Treating HIV very soon after infection may preserve key facets of the natural immune response to the virus that otherwise would have been compromised by leaving the infection untreated for longer.
Shortly after infection, HIV spurs the body to launch a massive response based in CD8 “killer” immune cells. This will bring down what is typically a very high initial viral load. However, over time, this immune response becomes exhausted and dysfunctional, permitting the virus to rebound and sustain a lifelong infection.
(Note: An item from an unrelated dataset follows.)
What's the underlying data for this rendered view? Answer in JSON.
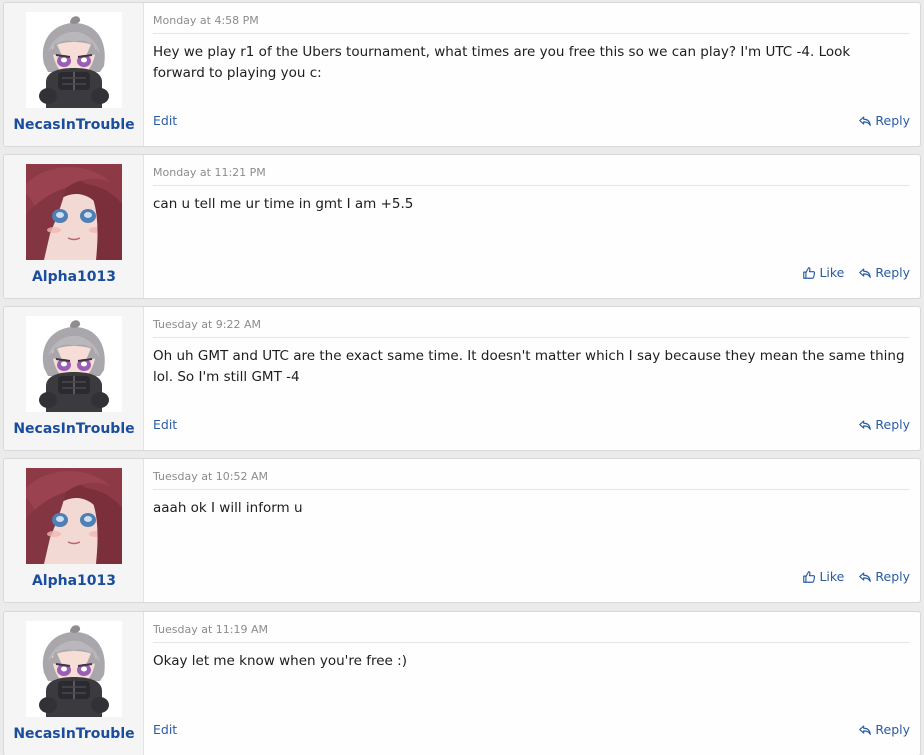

Early HIV infection is divided into six phases called the Fiebig Stages. Prior to Fiebig Stage I, an individual is so recently infected that he or she is undetectable for all signs of the virus. This period lasts for about 10 days. Stage I begins with the presence of detectable HIV RNA and lasts for about seven days. Stage II begins with the presence of the p24 antigen, a viral protein, and lasts for about five days. Stage III begins when an ELISA test detects HIV antibodies and lasts about three days. Stage IV begins when a Western blot test is positive or indeterminate and lasts for about six days. Stage V begins when a Western blot test is positive but does not detect the integrase p31 antigen and lasts for about 70 days. And finally, Stage VI, which lasts indefinitely, begins when the Western blot test does detect the p31 antigen.
Publishing their findings in Science Translational Medicine, researchers from the longitudinal FRESH study enrolled South African women who were 18 to 23 years old at enrollment. The women are seen twice weekly and receive testing each time with an assay that can detect acute (very recent) HIV infection as it looks for viral RNA.
The current paper is an analysis of the immune responses over time of certain women who tested positive for HIV during the study. This included 12 women whose infections were identified during Fiebig Stages I or II and who did not start antiretroviral (ARV) treatment until their CD4s declined to 350 or below per South African treatment guidelines at the time. Twenty-six women tested positive during Fiebig Stages I or II and started ARVs within 24 to 48 hours. Eight women’s infections were identified during Fiebig Stages III, IV or V and were started on ARVs within 24 to 48 hours.
The study authors found that the women who received ARV treatment during those very early stages of infection—Fiebig Stages I through V—compared with those who delayed treatment, demonstrated a much less intense initial HIV-specific CD8 response to the virus. However, as time progressed, those in the early treatment group maintained the functionality of their CD8 response to HIV, while those who received delayed treatment did not. Such very early treatment fostered the maturation of CD8 cells such that these individuals’ immune systems maintained HIV-specific memory. Early treatment also spurred robust HIV-specific responses from CD4 cells.
“The results have implications for HIV vaccine development, as this kind of functional immunity to HIV is what we would need from a vaccine,” Bruce Walker, MD, the director of the Ragon Institute of Massachusetts General Hospital, the Massachusetts Institute of Technology and Harvard Medical School and the senior author of the report, said in a press release.“We now need to see whether these [immune] responses [among those treated early] can control HIV in the absence of ongoing [ARV] treatment or if we can further augment their immune responses.”
That said, in the most famous case of such sustained posttreatment control of the virus, that of “the Mississippi Child,” the girl did experience viral rebound after 27 months off ARVs and was put back on treatment.
To read a press release about the study, click here.
To read the study, click here.